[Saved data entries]
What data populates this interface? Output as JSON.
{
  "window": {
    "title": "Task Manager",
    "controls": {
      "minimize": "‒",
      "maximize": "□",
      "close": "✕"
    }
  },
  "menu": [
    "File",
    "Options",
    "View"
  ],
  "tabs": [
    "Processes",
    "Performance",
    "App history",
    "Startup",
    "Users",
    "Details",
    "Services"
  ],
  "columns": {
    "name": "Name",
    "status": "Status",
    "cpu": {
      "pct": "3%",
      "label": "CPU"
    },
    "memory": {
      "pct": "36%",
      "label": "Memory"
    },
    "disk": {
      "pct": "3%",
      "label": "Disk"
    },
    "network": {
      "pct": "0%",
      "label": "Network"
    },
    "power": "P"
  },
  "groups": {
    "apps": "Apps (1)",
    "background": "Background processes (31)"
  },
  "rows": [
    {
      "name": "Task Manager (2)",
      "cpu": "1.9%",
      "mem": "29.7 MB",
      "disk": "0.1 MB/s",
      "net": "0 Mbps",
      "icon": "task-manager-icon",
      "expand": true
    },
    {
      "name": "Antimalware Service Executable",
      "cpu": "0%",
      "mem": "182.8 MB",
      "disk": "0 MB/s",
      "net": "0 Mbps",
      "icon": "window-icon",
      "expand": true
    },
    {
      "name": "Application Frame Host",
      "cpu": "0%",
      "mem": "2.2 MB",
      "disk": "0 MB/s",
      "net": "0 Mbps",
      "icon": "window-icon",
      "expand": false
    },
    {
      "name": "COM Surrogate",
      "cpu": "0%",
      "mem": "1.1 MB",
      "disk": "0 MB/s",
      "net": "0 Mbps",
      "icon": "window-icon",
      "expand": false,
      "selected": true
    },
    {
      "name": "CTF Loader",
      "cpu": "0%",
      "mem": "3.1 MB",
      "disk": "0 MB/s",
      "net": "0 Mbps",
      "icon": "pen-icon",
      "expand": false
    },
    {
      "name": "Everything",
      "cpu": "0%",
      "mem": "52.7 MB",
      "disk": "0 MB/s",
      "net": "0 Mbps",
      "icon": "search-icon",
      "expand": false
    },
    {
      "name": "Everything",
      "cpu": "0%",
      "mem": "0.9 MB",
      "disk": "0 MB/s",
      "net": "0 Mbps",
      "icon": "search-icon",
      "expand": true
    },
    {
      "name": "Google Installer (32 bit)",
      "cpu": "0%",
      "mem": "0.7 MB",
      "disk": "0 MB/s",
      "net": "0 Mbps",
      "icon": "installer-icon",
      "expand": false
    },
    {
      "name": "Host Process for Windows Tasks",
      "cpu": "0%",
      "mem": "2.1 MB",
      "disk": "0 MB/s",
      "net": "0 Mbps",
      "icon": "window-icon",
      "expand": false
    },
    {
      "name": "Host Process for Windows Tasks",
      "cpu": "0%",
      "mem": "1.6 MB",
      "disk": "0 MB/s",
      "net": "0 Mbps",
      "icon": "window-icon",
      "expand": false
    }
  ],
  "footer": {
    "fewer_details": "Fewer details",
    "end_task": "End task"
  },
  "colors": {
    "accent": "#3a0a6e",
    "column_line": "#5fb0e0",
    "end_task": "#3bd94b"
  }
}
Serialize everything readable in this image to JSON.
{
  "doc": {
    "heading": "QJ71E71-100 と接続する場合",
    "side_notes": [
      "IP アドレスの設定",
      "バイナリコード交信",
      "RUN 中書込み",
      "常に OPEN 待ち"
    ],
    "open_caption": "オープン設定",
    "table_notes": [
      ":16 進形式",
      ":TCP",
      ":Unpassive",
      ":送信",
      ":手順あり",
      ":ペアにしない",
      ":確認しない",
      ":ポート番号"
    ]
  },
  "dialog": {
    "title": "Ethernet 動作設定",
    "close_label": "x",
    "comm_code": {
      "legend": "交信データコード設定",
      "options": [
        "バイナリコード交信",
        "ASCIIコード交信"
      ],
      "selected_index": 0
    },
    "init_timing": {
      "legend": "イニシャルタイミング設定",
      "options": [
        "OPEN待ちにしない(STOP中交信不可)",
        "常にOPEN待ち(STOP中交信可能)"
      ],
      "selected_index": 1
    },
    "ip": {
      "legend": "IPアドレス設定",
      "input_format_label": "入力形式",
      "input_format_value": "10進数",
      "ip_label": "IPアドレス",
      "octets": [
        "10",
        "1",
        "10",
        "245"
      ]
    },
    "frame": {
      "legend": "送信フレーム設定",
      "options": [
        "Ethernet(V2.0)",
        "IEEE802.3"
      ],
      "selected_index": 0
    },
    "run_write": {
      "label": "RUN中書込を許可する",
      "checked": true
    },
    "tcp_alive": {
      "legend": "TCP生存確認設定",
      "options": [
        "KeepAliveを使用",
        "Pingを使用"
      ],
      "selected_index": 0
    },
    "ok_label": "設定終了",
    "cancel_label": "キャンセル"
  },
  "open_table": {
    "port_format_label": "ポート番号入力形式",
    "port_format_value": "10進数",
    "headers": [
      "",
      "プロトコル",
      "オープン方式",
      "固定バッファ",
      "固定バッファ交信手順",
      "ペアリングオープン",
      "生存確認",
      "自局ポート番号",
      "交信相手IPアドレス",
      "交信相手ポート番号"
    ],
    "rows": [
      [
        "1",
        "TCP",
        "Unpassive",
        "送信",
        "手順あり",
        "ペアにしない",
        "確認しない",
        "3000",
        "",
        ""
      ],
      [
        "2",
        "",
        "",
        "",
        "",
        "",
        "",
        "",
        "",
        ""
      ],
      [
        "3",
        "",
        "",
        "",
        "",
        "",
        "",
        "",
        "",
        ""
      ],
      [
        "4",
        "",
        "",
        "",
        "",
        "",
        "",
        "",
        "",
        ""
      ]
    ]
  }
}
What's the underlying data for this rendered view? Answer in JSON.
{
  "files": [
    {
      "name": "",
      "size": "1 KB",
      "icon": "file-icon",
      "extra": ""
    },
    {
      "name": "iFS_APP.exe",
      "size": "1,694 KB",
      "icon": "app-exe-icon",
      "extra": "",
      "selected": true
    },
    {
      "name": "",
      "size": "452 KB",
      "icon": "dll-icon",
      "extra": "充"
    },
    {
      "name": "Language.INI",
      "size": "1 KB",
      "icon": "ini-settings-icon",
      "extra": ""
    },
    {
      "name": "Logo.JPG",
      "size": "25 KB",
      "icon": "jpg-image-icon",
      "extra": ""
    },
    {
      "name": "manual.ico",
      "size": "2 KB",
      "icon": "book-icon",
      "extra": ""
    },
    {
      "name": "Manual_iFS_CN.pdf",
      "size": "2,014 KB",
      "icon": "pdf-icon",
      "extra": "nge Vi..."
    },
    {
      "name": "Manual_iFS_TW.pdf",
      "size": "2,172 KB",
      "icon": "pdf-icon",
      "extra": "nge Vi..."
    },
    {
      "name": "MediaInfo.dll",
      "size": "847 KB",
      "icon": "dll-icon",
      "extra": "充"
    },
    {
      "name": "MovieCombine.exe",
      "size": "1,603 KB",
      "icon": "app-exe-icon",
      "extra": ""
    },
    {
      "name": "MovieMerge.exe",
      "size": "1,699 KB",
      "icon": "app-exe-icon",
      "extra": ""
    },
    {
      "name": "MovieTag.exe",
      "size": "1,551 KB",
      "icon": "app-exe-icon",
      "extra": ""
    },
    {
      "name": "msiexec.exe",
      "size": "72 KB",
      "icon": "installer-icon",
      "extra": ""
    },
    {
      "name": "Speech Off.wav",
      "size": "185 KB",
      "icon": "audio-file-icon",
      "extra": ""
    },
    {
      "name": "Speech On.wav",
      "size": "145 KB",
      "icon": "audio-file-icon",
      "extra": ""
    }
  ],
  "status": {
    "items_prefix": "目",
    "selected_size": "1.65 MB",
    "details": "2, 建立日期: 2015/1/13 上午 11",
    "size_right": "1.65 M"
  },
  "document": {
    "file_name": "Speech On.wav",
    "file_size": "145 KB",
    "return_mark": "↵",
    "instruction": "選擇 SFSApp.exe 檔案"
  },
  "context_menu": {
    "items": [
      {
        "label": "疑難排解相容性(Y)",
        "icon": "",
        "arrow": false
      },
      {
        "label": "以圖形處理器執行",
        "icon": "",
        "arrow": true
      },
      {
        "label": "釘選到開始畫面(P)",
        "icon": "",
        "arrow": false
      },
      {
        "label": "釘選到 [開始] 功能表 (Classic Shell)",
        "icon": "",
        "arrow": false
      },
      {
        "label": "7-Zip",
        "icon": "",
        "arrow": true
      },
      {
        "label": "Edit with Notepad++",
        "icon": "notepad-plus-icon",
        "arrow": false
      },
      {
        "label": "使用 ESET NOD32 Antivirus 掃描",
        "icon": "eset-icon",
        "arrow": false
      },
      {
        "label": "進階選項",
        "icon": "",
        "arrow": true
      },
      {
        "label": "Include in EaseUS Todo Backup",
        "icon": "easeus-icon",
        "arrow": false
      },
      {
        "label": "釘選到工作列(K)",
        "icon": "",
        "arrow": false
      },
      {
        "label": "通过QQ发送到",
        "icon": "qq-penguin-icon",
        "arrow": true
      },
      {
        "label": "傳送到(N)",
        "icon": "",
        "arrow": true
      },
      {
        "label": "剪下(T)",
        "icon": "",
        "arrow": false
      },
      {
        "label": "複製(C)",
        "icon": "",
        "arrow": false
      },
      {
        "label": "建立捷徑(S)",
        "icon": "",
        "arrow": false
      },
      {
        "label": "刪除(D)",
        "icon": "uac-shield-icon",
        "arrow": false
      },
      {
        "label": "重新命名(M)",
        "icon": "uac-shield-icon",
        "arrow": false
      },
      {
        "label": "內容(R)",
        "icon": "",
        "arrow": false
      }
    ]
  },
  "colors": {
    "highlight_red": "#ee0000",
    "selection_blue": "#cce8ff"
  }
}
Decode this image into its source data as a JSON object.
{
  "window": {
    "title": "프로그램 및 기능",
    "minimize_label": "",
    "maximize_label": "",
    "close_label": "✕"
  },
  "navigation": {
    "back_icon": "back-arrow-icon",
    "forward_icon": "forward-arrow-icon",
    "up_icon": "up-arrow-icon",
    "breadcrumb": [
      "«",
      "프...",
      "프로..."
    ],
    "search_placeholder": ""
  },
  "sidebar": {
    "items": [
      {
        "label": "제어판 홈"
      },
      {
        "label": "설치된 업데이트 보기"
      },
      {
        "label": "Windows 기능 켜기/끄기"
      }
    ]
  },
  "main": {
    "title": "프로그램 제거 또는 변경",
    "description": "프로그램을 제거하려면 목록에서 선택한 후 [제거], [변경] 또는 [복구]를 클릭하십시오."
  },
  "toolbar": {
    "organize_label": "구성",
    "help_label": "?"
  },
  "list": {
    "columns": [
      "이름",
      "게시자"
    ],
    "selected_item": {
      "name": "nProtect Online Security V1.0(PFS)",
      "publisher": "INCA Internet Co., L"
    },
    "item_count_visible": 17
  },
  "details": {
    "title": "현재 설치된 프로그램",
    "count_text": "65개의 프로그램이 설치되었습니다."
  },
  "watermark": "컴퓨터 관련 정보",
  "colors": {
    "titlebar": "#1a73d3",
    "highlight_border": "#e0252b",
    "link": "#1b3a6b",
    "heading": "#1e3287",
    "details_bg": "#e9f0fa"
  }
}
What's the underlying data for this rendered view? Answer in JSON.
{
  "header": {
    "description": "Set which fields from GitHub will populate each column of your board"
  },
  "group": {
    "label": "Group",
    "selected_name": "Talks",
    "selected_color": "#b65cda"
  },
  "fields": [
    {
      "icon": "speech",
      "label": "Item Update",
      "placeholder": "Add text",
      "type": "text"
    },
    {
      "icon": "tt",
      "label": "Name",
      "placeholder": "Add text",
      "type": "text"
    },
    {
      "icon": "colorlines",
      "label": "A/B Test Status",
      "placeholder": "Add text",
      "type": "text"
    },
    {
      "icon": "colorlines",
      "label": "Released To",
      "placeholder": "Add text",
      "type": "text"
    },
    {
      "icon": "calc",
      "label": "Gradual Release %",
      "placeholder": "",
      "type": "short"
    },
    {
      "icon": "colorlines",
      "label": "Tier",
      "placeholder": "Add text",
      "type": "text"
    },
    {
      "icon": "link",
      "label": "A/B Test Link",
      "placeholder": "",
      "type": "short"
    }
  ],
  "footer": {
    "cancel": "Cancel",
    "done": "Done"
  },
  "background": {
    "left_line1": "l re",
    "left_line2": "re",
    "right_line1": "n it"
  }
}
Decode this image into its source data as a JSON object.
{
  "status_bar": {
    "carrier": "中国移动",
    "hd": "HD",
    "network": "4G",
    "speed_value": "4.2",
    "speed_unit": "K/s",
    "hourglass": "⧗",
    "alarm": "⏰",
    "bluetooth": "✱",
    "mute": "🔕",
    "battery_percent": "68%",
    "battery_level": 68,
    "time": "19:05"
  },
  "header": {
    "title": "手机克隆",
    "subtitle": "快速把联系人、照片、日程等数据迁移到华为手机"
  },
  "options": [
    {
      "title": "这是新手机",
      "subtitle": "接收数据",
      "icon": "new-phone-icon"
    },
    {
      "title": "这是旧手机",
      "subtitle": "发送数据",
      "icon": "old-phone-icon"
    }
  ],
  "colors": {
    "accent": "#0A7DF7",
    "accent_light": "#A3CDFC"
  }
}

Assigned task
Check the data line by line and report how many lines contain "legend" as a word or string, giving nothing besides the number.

Answer for the task
5